  1. What a beautiful iridescent colour that little bug is! Is it a good one? Your Dahlias are powering along, and I’m looking forward to seeing their flowers. I do like the look of the NZ Rock Lily, with its very pretty flowers! Does it die right back during winter? I like Alstromerias, but sometimes it is hit and miss with them in my garden! Have a great weekend!

    Like

  2. If rock lily is good for hard to grow areas then all my garden is a hard to grow area. Or perhaps I’m treating it too well. It’s only borderline hardy here and my marauding molluscs like it too much. I still haven’t decided whether to leave it in the ground or dig it and put it in my tunnel. Was the ladybird introduced intentionally as a biological control, or accidentally?

    Liked by 1 person

    1. The ladybird was introduced in 1899 but not sure if it was accidental – the ‘fact sheet’ I found didn’t mention that – they are so tiny one could imagine them easily appearing here by accident. The rock lily is all over the place here – just seems to keep going!

      Like

  3. The Alstromeria looks full of potential, and whilst we are watching our gardens prepare for a rest, we can enjoy yours developing their spring and summer beauty. Thanks for sharing.

    Liked by 1 person

  4. What a cute bug! Ladybirds (the red sort) have been in short supply in my Cornish garden. I have no idea why. Your alstroemeria looks very healthy, I wonder how S&S resistant they are?

    Liked by 1 person

    1. My friend and I were talking about S&S, and the lack of snails here, attacking all and sundry.

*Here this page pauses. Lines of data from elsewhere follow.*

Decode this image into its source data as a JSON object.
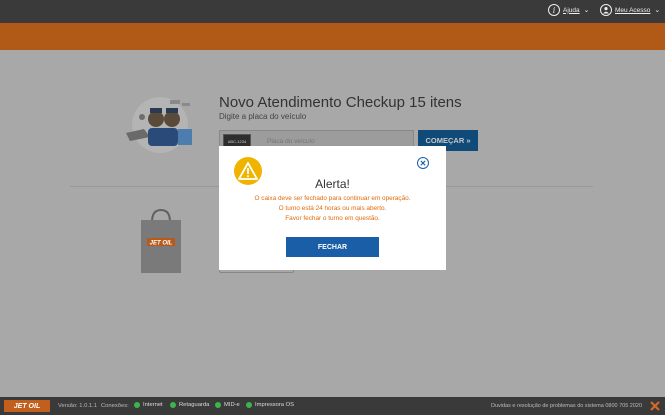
{
  "header": {
    "help_label": "Ajuda",
    "access_label": "Meu Acesso"
  },
  "main": {
    "title": "Novo Atendimento Checkup 15 itens",
    "subtitle": "Digite a placa do veículo",
    "plate_tag": "ABC-1234",
    "plate_placeholder": "Placa do veículo",
    "start_label": "COMEÇAR »"
  },
  "alert": {
    "title": "Alerta!",
    "lines": [
      "O caixa deve ser fechado para continuar em operação.",
      "O turno está 24 horas ou mais aberto.",
      "Favor fechar o turno em questão."
    ],
    "close_button": "FECHAR"
  },
  "bag": {
    "logo_text": "JET OIL"
  },
  "footer": {
    "logo_text": "JET OIL",
    "version": "Versão: 1.0.1.1",
    "connections_label": "Conexões:",
    "connections": [
      "Internet",
      "Retaguarda",
      "MID-e",
      "Impressora OS"
    ],
    "support": "Duvidas e resolução de problemas do sistema 0800 705 2020"
  },
  "colors": {
    "orange_bar": "#b15a18",
    "primary_blue": "#1b5ea8",
    "alert_text": "#e26b0a",
    "warning_yellow": "#f0b400",
    "status_green": "#3ab54a"
  }
}
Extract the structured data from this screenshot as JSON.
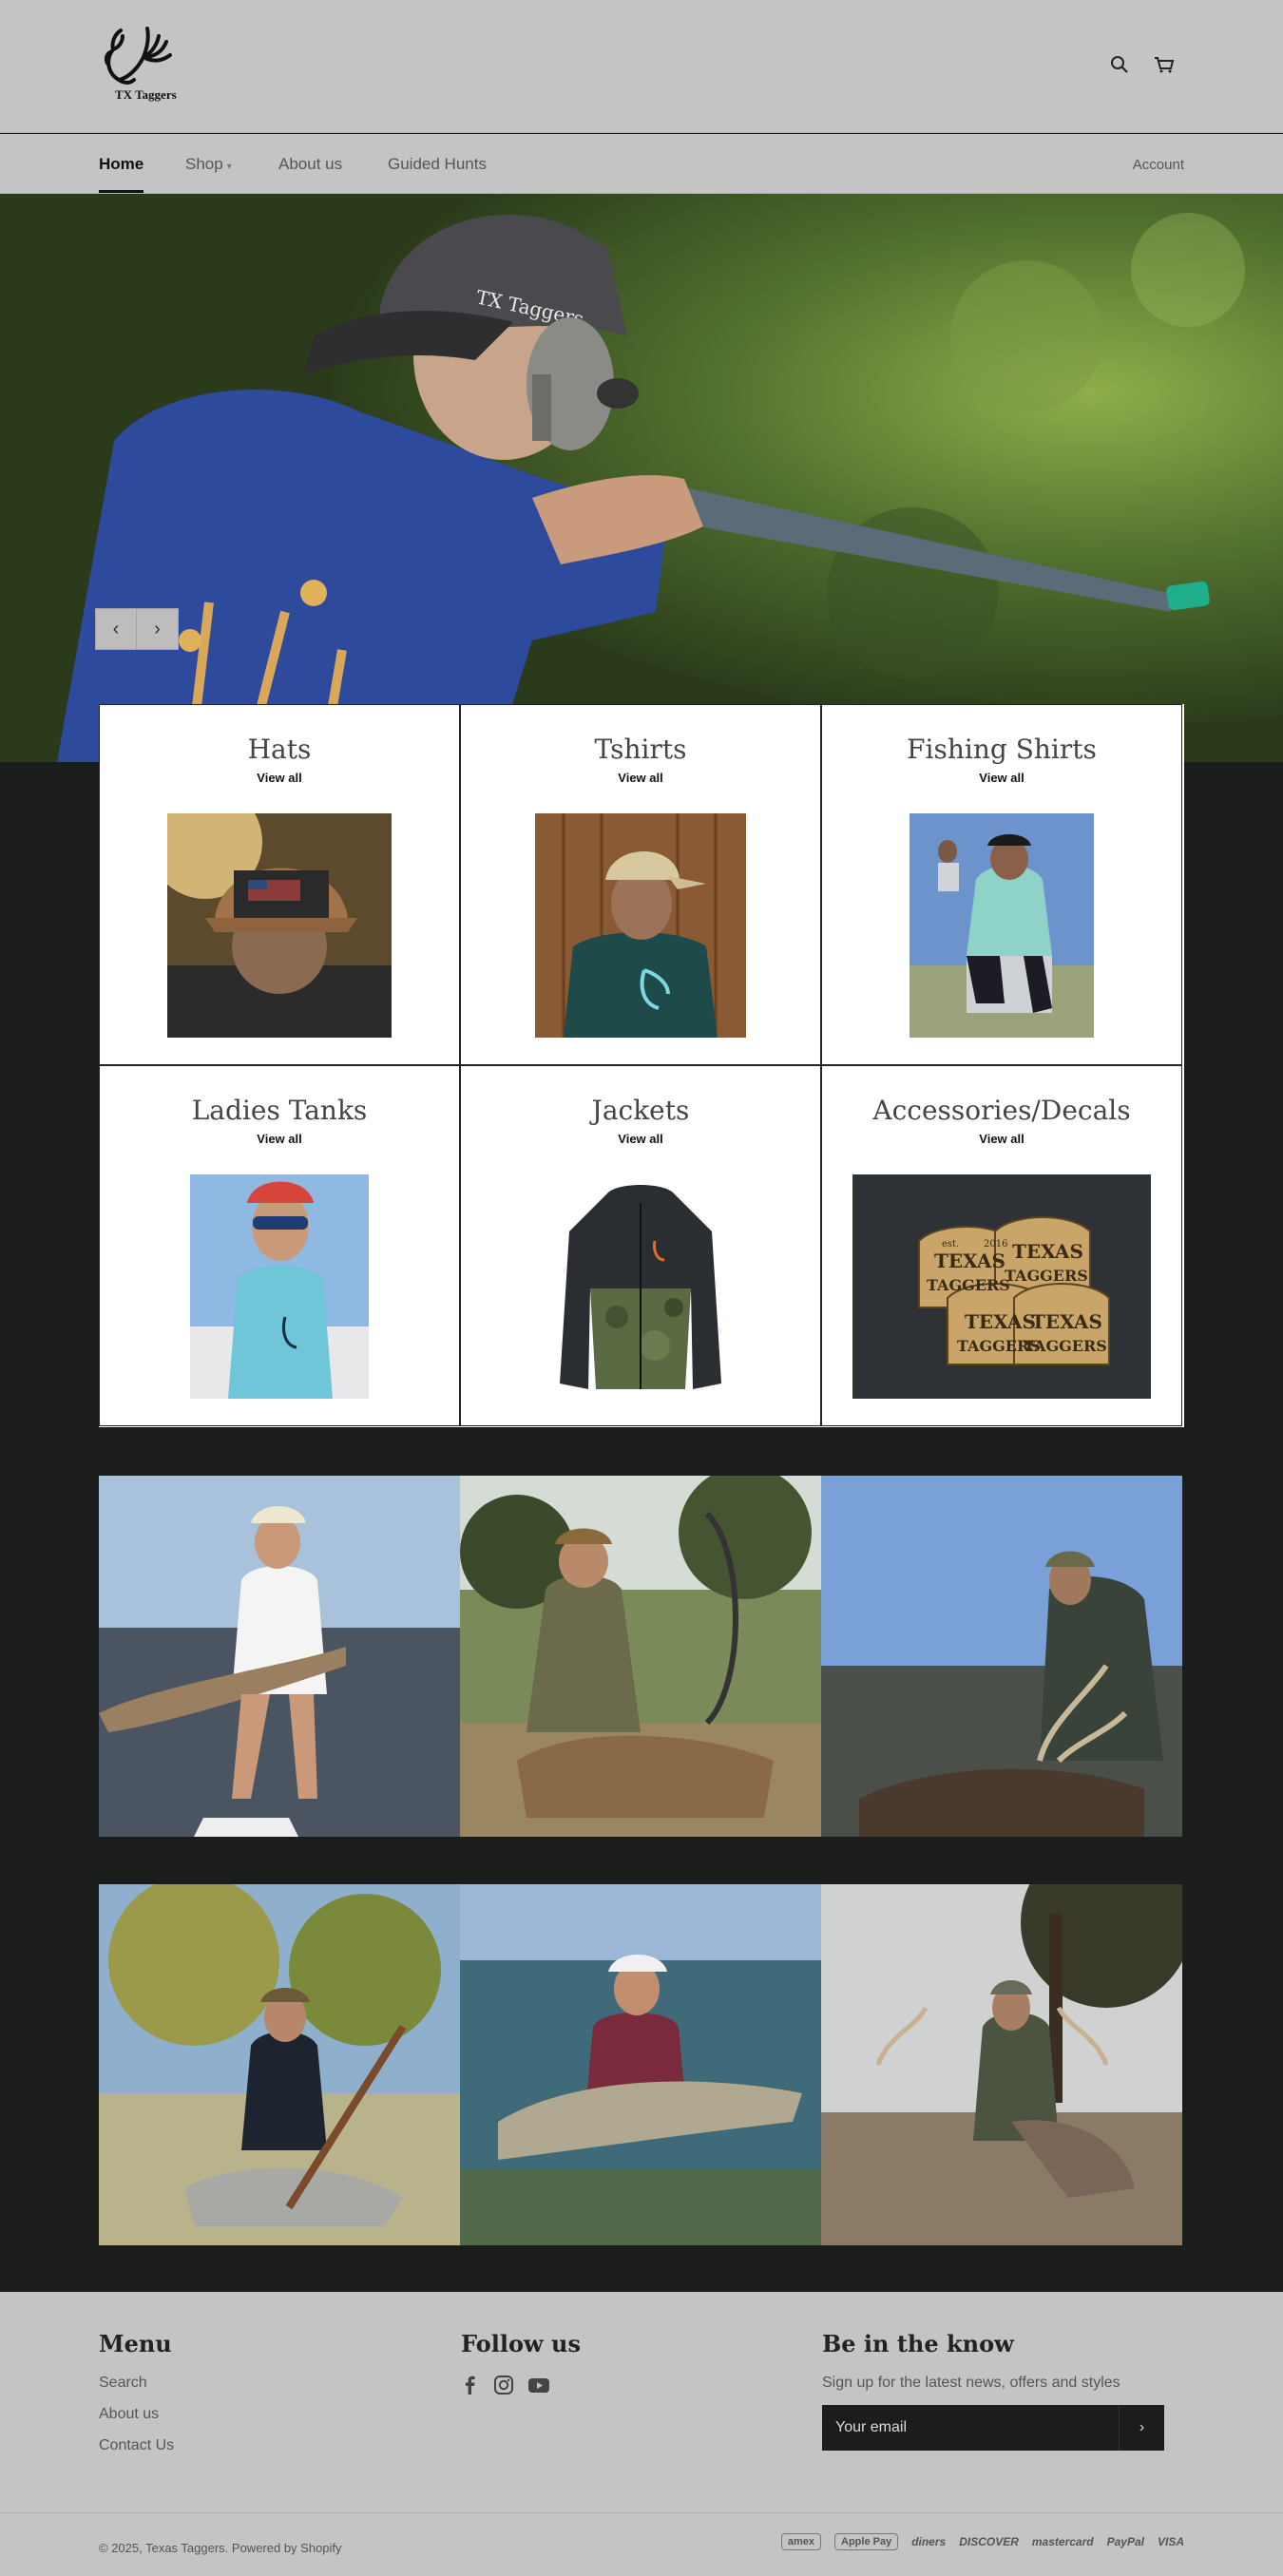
{
  "header": {
    "logo_text": "TX Taggers"
  },
  "nav": {
    "items": [
      {
        "label": "Home",
        "active": true
      },
      {
        "label": "Shop",
        "dropdown": true
      },
      {
        "label": "About us"
      },
      {
        "label": "Guided Hunts"
      }
    ],
    "account": "Account"
  },
  "hero": {
    "cap_text": "TX Taggers",
    "prev": "‹",
    "next": "›"
  },
  "collections": [
    {
      "title": "Hats",
      "link": "View all"
    },
    {
      "title": "Tshirts",
      "link": "View all"
    },
    {
      "title": "Fishing Shirts",
      "link": "View all"
    },
    {
      "title": "Ladies Tanks",
      "link": "View all"
    },
    {
      "title": "Jackets",
      "link": "View all"
    },
    {
      "title": "Accessories/Decals",
      "link": "View all"
    }
  ],
  "decal": {
    "line1": "TEXAS",
    "line2": "TAGGERS",
    "est": "est.",
    "year": "2016"
  },
  "footer": {
    "menu": {
      "title": "Menu",
      "links": [
        "Search",
        "About us",
        "Contact Us"
      ]
    },
    "follow": {
      "title": "Follow us",
      "icons": [
        "facebook-icon",
        "instagram-icon",
        "youtube-icon"
      ]
    },
    "newsletter": {
      "title": "Be in the know",
      "text": "Sign up for the latest news, offers and styles",
      "placeholder": "Your email",
      "submit": "›"
    },
    "copyright": "© 2025, Texas Taggers. Powered by Shopify",
    "payments": [
      "amex",
      "Apple Pay",
      "diners",
      "DISCOVER",
      "mastercard",
      "PayPal",
      "VISA"
    ]
  },
  "colors": {
    "header_bg": "#c4c4c4",
    "page_bg": "#1b1c1c",
    "text_dark": "#111111"
  }
}
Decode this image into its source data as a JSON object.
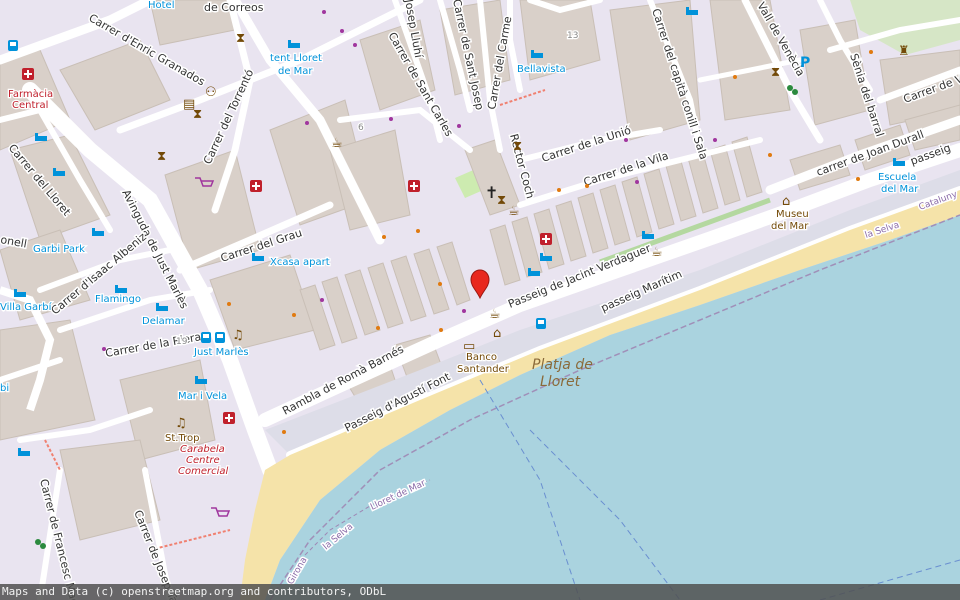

I have to look out for those little lace moths that look pretty but love to sack the sap out of plants.

      Like

  5. What lovely, fresh, strappy flowers on the alstroemeria. The New Zealand rock lily’s flowers are intricate. This plant is new to me. Wonderful to see spring in your garden when mine slips daily closer to the first hard frost.

    Liked by 1 person

Leave a Reply

Fill in your details below or click an icon to log in:

WordPress.com Logo

You are commenting using your WordPress.com account. Log Out /  Change )

Google photo

You are commenting using your Google account. Log Out /  Change )

Twitter picture

You are commenting using your Twitter account. Log Out /  Change )

Facebook photo

You are commenting using your Facebook account. Log Out /  Change )

Connecting to %s

This site uses Akismet to reduce spam. Learn how your comment data is processed.